BEGIN MATERIALS PROVIDED

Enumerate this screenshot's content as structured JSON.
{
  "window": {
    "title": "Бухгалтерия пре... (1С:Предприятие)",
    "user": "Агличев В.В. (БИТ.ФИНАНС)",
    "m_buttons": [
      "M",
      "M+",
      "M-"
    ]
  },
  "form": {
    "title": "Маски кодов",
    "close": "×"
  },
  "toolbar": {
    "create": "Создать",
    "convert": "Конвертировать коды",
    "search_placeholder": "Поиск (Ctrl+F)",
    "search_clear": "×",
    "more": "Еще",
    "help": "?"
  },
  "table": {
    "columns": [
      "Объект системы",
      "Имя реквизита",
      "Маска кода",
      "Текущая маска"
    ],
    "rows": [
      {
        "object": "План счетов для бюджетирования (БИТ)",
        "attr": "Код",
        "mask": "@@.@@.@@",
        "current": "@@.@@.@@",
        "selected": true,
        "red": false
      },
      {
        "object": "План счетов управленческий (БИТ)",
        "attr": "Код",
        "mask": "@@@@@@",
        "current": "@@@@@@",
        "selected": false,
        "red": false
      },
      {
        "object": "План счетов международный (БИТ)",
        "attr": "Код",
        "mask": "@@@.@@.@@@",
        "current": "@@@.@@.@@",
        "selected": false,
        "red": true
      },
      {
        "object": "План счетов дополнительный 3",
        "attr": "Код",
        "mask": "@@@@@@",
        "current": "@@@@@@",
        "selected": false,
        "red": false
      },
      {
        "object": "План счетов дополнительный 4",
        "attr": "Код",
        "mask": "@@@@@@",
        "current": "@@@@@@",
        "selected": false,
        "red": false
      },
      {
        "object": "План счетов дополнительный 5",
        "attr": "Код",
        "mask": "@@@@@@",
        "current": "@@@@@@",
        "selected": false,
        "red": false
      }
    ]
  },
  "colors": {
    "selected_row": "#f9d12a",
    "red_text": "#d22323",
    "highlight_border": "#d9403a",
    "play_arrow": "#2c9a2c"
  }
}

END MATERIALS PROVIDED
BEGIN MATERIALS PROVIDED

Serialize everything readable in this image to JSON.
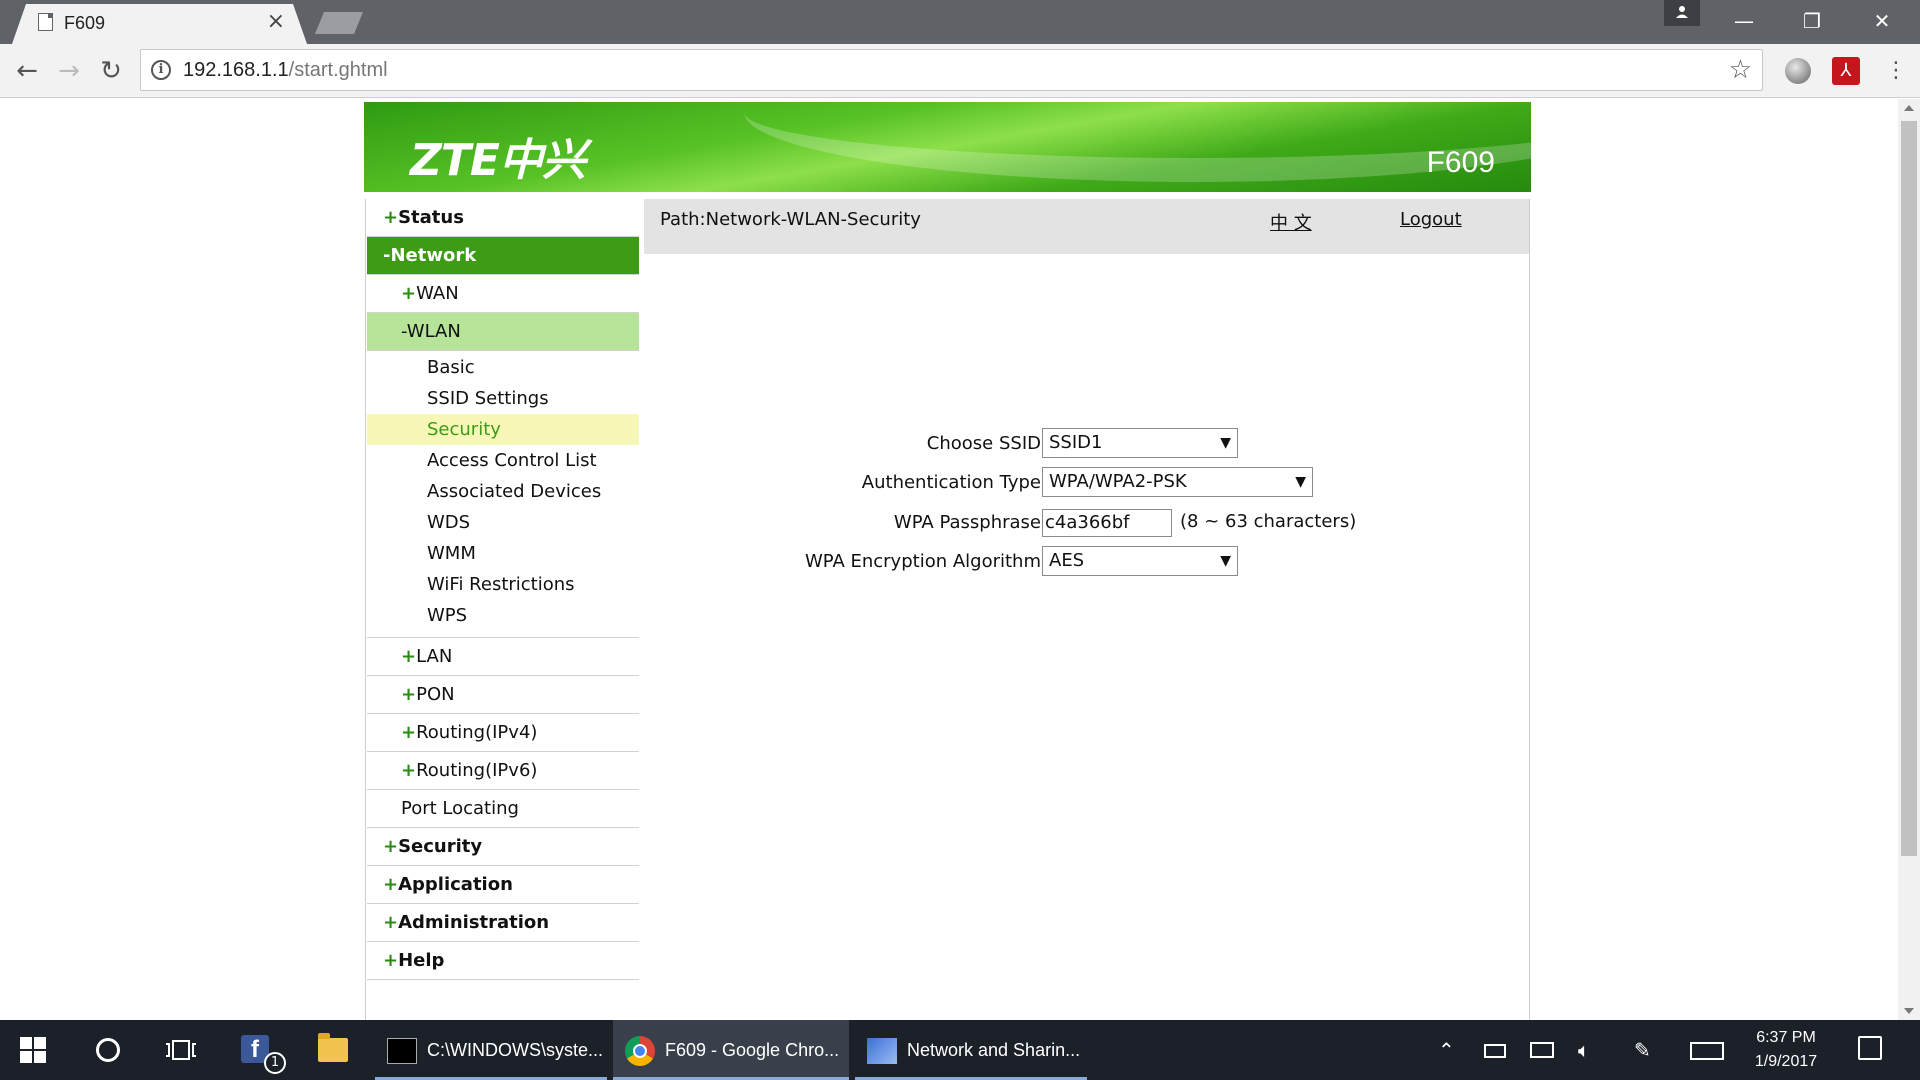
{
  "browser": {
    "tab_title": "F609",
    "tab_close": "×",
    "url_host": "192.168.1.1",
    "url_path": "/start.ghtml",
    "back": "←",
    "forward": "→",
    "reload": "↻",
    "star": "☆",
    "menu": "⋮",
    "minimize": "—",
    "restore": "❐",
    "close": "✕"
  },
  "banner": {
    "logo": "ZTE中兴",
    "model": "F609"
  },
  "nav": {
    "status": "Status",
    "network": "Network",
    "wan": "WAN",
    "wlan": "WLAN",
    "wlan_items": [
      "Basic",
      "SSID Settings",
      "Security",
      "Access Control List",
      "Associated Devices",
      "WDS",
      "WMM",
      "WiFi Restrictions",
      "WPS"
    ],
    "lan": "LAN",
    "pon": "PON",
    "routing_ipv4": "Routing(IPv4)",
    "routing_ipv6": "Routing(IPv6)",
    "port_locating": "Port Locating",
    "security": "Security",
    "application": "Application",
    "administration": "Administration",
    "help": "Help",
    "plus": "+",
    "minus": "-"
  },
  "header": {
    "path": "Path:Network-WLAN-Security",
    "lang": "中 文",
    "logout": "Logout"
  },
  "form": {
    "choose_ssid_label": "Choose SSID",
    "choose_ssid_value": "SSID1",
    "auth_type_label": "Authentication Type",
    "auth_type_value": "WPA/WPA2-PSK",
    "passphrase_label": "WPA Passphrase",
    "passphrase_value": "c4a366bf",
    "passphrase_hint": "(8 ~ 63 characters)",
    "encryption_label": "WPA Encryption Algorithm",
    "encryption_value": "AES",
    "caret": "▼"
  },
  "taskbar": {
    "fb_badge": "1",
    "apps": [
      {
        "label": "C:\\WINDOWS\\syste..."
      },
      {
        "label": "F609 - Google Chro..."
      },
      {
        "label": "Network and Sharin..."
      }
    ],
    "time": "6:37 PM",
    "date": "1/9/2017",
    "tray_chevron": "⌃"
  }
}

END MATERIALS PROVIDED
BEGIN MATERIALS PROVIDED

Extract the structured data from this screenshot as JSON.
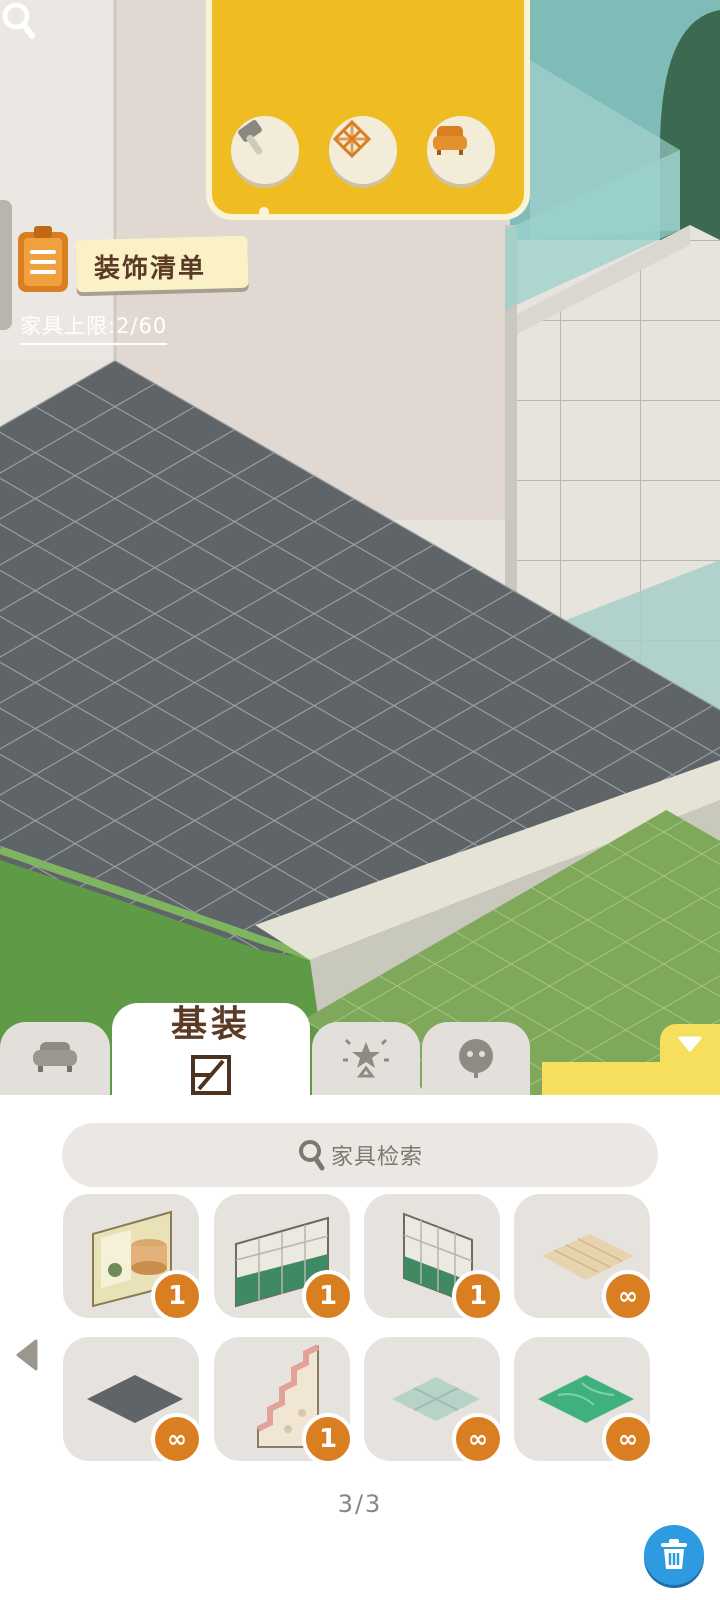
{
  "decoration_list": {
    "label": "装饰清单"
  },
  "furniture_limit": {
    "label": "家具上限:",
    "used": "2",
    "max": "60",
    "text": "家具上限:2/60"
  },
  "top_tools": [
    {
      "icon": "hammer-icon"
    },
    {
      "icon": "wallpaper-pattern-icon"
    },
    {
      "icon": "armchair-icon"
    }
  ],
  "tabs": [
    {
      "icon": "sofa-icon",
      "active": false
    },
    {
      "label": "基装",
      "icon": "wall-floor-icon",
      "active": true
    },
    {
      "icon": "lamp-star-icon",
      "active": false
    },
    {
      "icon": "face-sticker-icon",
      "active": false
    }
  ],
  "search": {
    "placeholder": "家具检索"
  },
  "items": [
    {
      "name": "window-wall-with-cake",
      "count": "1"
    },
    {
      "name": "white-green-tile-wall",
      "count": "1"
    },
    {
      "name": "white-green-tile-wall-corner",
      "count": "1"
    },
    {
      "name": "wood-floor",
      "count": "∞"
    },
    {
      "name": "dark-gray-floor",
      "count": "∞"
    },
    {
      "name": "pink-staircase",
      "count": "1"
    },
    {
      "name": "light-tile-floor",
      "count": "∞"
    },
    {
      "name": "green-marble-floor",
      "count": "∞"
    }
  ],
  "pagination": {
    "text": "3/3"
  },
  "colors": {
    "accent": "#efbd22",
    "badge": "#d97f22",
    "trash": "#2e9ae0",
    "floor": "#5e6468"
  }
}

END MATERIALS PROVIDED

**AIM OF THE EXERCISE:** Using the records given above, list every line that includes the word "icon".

**SOLUTION TO THIS TASK:**
      "icon": "hammer-icon"
      "icon": "wallpaper-pattern-icon"
      "icon": "armchair-icon"
      "icon": "sofa-icon",
      "icon": "wall-floor-icon",
      "icon": "lamp-star-icon",
      "icon": "face-sticker-icon",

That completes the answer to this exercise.